* _Exercise requirements_
The answer is every line in the data below that contains the word "JSON".

>>>

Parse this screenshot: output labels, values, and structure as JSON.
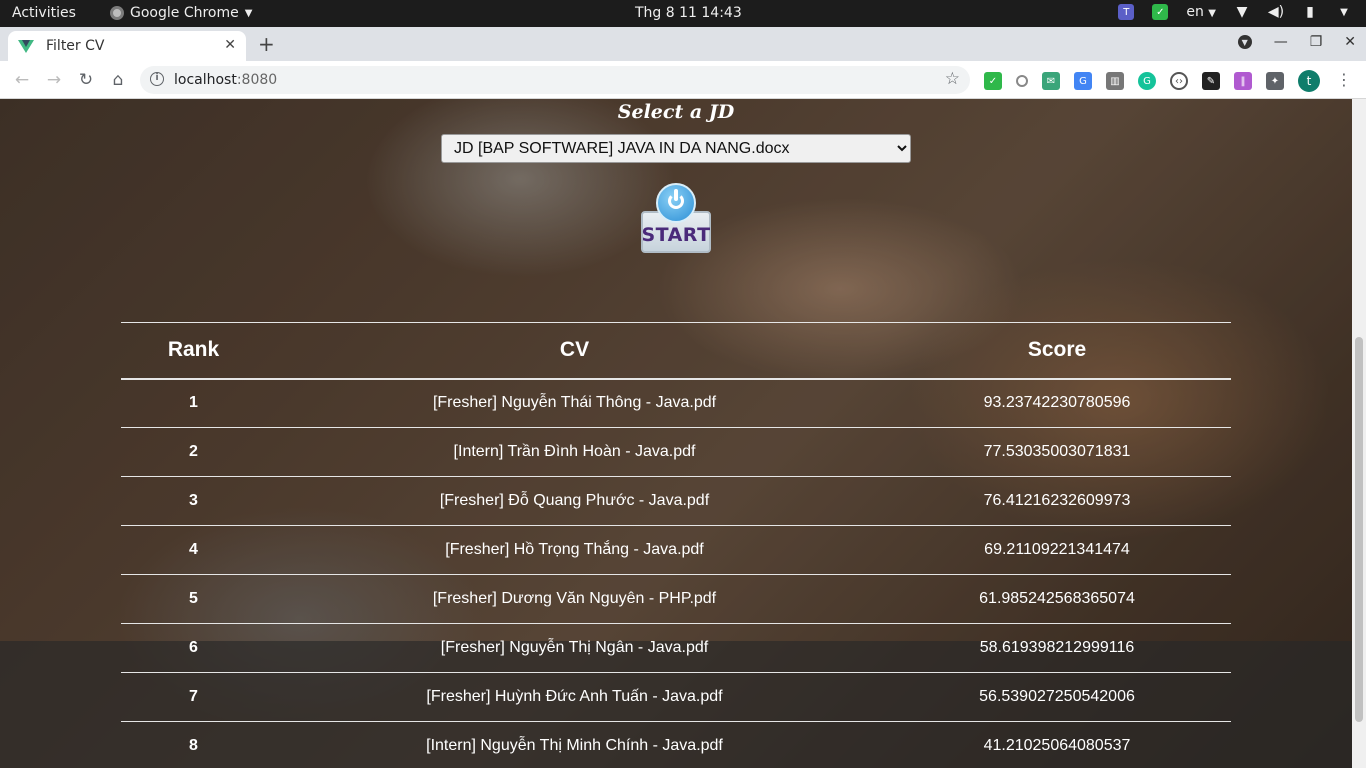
{
  "system": {
    "activities": "Activities",
    "app_name": "Google Chrome",
    "clock": "Thg 8 11  14:43",
    "lang": "en"
  },
  "browser": {
    "tab_title": "Filter CV",
    "url_host": "localhost",
    "url_port": ":8080",
    "profile_initial": "t"
  },
  "page": {
    "select_title": "Select a JD",
    "jd_selected": "JD [BAP SOFTWARE] JAVA IN DA NANG.docx",
    "start_label": "START",
    "table": {
      "headers": [
        "Rank",
        "CV",
        "Score"
      ],
      "rows": [
        {
          "rank": "1",
          "cv": "[Fresher] Nguyễn Thái Thông - Java.pdf",
          "score": "93.23742230780596"
        },
        {
          "rank": "2",
          "cv": "[Intern] Trần Đình Hoàn - Java.pdf",
          "score": "77.53035003071831"
        },
        {
          "rank": "3",
          "cv": "[Fresher] Đỗ Quang Phước - Java.pdf",
          "score": "76.41216232609973"
        },
        {
          "rank": "4",
          "cv": "[Fresher] Hồ Trọng Thắng - Java.pdf",
          "score": "69.21109221341474"
        },
        {
          "rank": "5",
          "cv": "[Fresher] Dương Văn Nguyên - PHP.pdf",
          "score": "61.985242568365074"
        },
        {
          "rank": "6",
          "cv": "[Fresher] Nguyễn Thị Ngân - Java.pdf",
          "score": "58.619398212999116"
        },
        {
          "rank": "7",
          "cv": "[Fresher] Huỳnh Đức Anh Tuấn - Java.pdf",
          "score": "56.539027250542006"
        },
        {
          "rank": "8",
          "cv": "[Intern] Nguyễn Thị Minh Chính - Java.pdf",
          "score": "41.21025064080537"
        }
      ]
    }
  }
}
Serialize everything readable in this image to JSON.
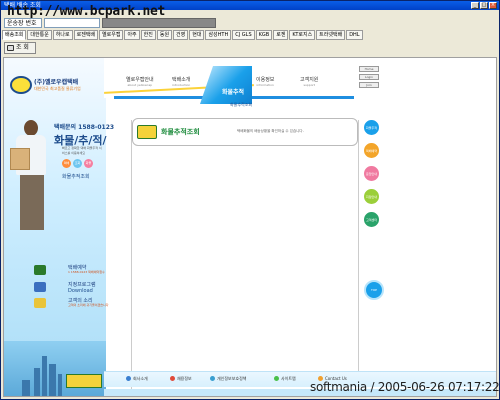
{
  "window": {
    "title": "택배 배송 조회",
    "buttons": [
      "_",
      "□",
      "×"
    ]
  },
  "address": {
    "watermark_url": "http://www.bcpark.net",
    "label": "운송장 번호",
    "value": ""
  },
  "tabs": [
    "배송조회",
    "대한통운",
    "하나로",
    "로젠택배",
    "옐로우캡",
    "아주",
    "한진",
    "동원",
    "건영",
    "현대",
    "삼성HTH",
    "CJ GLS",
    "KGB",
    "로젠",
    "KT로지스",
    "트라넷택배",
    "DHL"
  ],
  "search_button": "조 회",
  "site": {
    "logo_title": "(주)옐로우캡택배",
    "logo_sub": "대한민국 최고품질 물류기업",
    "phone": "택배문의 1588-0123",
    "big_title": "화물/추/적/",
    "big_desc": "빠르고 정확한 택배 화물추적 서비스를 이용하세요",
    "circles": [
      "택배",
      "조회",
      "화물"
    ],
    "track_link": "화물추적조회",
    "nav": [
      {
        "k": "옐로우캡안내",
        "e": "about yellowcap"
      },
      {
        "k": "택배소개",
        "e": "introduction"
      },
      {
        "k": "화물추적",
        "e": "tracking"
      },
      {
        "k": "이용정보",
        "e": "information"
      },
      {
        "k": "고객지원",
        "e": "support"
      }
    ],
    "subnav": "화물추적조회",
    "login": [
      "Home",
      "Login",
      "Join"
    ],
    "left_menu": [
      {
        "t1": "택배예약",
        "t2": "1 1588-0123 택배예약접수"
      },
      {
        "t1": "지정프로그램",
        "t2": "Download"
      },
      {
        "t1": "고객의 소리",
        "t2": "고객의 소리에 귀기울이겠습니다"
      }
    ],
    "panel_title": "화물추적조회",
    "panel_desc": "택배화물의 배송상황을 확인하실 수 있습니다.",
    "side_buttons": [
      "화물추적",
      "택배예약",
      "운임안내",
      "지점안내",
      "고객센터",
      "TOP"
    ],
    "footer_links": [
      "회사소개",
      "채용정보",
      "개인정보보호정책",
      "사이트맵",
      "Contact Us"
    ]
  },
  "stamp": "softmania / 2005-06-26 07:17:22"
}
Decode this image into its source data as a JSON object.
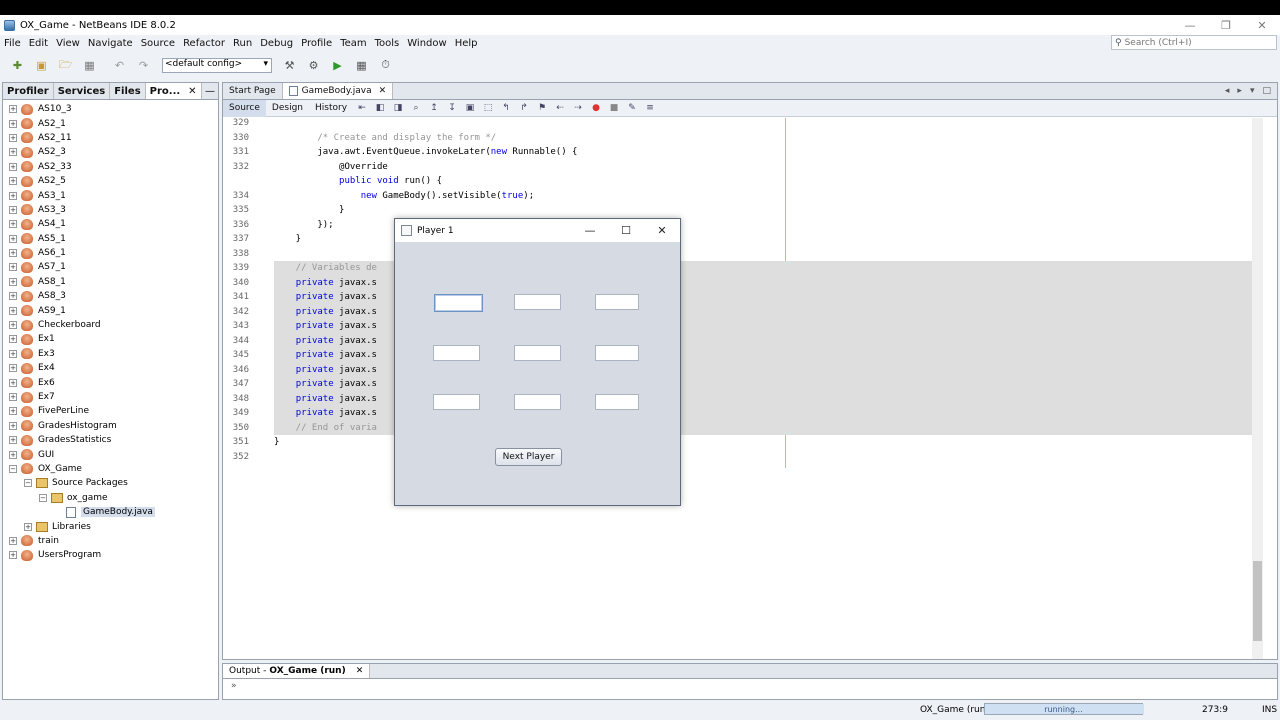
{
  "window": {
    "title": "OX_Game - NetBeans IDE 8.0.2",
    "controls": [
      "—",
      "❐",
      "✕"
    ]
  },
  "menu": [
    "File",
    "Edit",
    "View",
    "Navigate",
    "Source",
    "Refactor",
    "Run",
    "Debug",
    "Profile",
    "Team",
    "Tools",
    "Window",
    "Help"
  ],
  "search": {
    "placeholder": "Search (Ctrl+I)"
  },
  "toolbar": {
    "config": "<default config>"
  },
  "left_panel": {
    "tabs": [
      "Profiler",
      "Services",
      "Files",
      "Pro..."
    ],
    "tree": [
      {
        "label": "AS10_3",
        "type": "project",
        "depth": 0,
        "exp": "+"
      },
      {
        "label": "AS2_1",
        "type": "project",
        "depth": 0,
        "exp": "+"
      },
      {
        "label": "AS2_11",
        "type": "project",
        "depth": 0,
        "exp": "+"
      },
      {
        "label": "AS2_3",
        "type": "project",
        "depth": 0,
        "exp": "+"
      },
      {
        "label": "AS2_33",
        "type": "project",
        "depth": 0,
        "exp": "+"
      },
      {
        "label": "AS2_5",
        "type": "project",
        "depth": 0,
        "exp": "+"
      },
      {
        "label": "AS3_1",
        "type": "project",
        "depth": 0,
        "exp": "+"
      },
      {
        "label": "AS3_3",
        "type": "project",
        "depth": 0,
        "exp": "+"
      },
      {
        "label": "AS4_1",
        "type": "project",
        "depth": 0,
        "exp": "+"
      },
      {
        "label": "AS5_1",
        "type": "project",
        "depth": 0,
        "exp": "+"
      },
      {
        "label": "AS6_1",
        "type": "project",
        "depth": 0,
        "exp": "+"
      },
      {
        "label": "AS7_1",
        "type": "project",
        "depth": 0,
        "exp": "+"
      },
      {
        "label": "AS8_1",
        "type": "project",
        "depth": 0,
        "exp": "+"
      },
      {
        "label": "AS8_3",
        "type": "project",
        "depth": 0,
        "exp": "+"
      },
      {
        "label": "AS9_1",
        "type": "project",
        "depth": 0,
        "exp": "+"
      },
      {
        "label": "Checkerboard",
        "type": "project",
        "depth": 0,
        "exp": "+"
      },
      {
        "label": "Ex1",
        "type": "project",
        "depth": 0,
        "exp": "+"
      },
      {
        "label": "Ex3",
        "type": "project",
        "depth": 0,
        "exp": "+"
      },
      {
        "label": "Ex4",
        "type": "project",
        "depth": 0,
        "exp": "+"
      },
      {
        "label": "Ex6",
        "type": "project",
        "depth": 0,
        "exp": "+"
      },
      {
        "label": "Ex7",
        "type": "project",
        "depth": 0,
        "exp": "+"
      },
      {
        "label": "FivePerLine",
        "type": "project",
        "depth": 0,
        "exp": "+"
      },
      {
        "label": "GradesHistogram",
        "type": "project",
        "depth": 0,
        "exp": "+"
      },
      {
        "label": "GradesStatistics",
        "type": "project",
        "depth": 0,
        "exp": "+"
      },
      {
        "label": "GUI",
        "type": "project",
        "depth": 0,
        "exp": "+"
      },
      {
        "label": "OX_Game",
        "type": "project",
        "depth": 0,
        "exp": "−"
      },
      {
        "label": "Source Packages",
        "type": "pkg",
        "depth": 1,
        "exp": "−"
      },
      {
        "label": "ox_game",
        "type": "pkg",
        "depth": 2,
        "exp": "−"
      },
      {
        "label": "GameBody.java",
        "type": "file",
        "depth": 3,
        "exp": ""
      },
      {
        "label": "Libraries",
        "type": "pkg",
        "depth": 1,
        "exp": "+"
      },
      {
        "label": "train",
        "type": "project",
        "depth": 0,
        "exp": "+"
      },
      {
        "label": "UsersProgram",
        "type": "project",
        "depth": 0,
        "exp": "+"
      }
    ]
  },
  "editor": {
    "tabs": [
      {
        "label": "Start Page",
        "active": false
      },
      {
        "label": "GameBody.java",
        "active": true
      }
    ],
    "views": [
      "Source",
      "Design",
      "History"
    ],
    "lines": [
      {
        "n": "329",
        "text": "        ",
        "g": false,
        "kind": "code"
      },
      {
        "n": "330",
        "text": "        /* Create and display the form */",
        "g": false,
        "kind": "comment"
      },
      {
        "n": "331",
        "text": "        java.awt.EventQueue.invokeLater(new Runnable() {",
        "g": false,
        "kind": "code"
      },
      {
        "n": "332",
        "text": "            @Override",
        "g": false,
        "kind": "code"
      },
      {
        "n": "",
        "text": "            public void run() {",
        "g": false,
        "kind": "code"
      },
      {
        "n": "334",
        "text": "                new GameBody().setVisible(true);",
        "g": false,
        "kind": "code"
      },
      {
        "n": "335",
        "text": "            }",
        "g": false,
        "kind": "code"
      },
      {
        "n": "336",
        "text": "        });",
        "g": false,
        "kind": "code"
      },
      {
        "n": "337",
        "text": "    }",
        "g": false,
        "kind": "code"
      },
      {
        "n": "338",
        "text": "",
        "g": false,
        "kind": "code"
      },
      {
        "n": "339",
        "text": "    // Variables de",
        "g": true,
        "kind": "comment"
      },
      {
        "n": "340",
        "text": "    private javax.s",
        "g": true,
        "kind": "private"
      },
      {
        "n": "341",
        "text": "    private javax.s",
        "g": true,
        "kind": "private"
      },
      {
        "n": "342",
        "text": "    private javax.s",
        "g": true,
        "kind": "private"
      },
      {
        "n": "343",
        "text": "    private javax.s",
        "g": true,
        "kind": "private"
      },
      {
        "n": "344",
        "text": "    private javax.s",
        "g": true,
        "kind": "private"
      },
      {
        "n": "345",
        "text": "    private javax.s",
        "g": true,
        "kind": "private"
      },
      {
        "n": "346",
        "text": "    private javax.s",
        "g": true,
        "kind": "private"
      },
      {
        "n": "347",
        "text": "    private javax.s",
        "g": true,
        "kind": "private"
      },
      {
        "n": "348",
        "text": "    private javax.s",
        "g": true,
        "kind": "private"
      },
      {
        "n": "349",
        "text": "    private javax.s",
        "g": true,
        "kind": "private"
      },
      {
        "n": "350",
        "text": "    // End of varia",
        "g": true,
        "kind": "comment"
      },
      {
        "n": "351",
        "text": "}",
        "g": false,
        "kind": "code"
      },
      {
        "n": "352",
        "text": "",
        "g": false,
        "kind": "code"
      }
    ]
  },
  "output": {
    "prefix": "Output - ",
    "name": "OX_Game (run)"
  },
  "statusbar": {
    "process": "OX_Game (run)",
    "progress_text": "running...",
    "position": "273:9",
    "mode": "INS"
  },
  "dialog": {
    "title": "Player 1",
    "cells": [
      "",
      "",
      "",
      "",
      "",
      "",
      "",
      "",
      ""
    ],
    "button": "Next Player"
  }
}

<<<

* _Response box_
Parse this screenshot: output labels, values, and structure as JSON.
Serialize everything readable in this image to JSON.
Decode this image into its source data as a JSON object.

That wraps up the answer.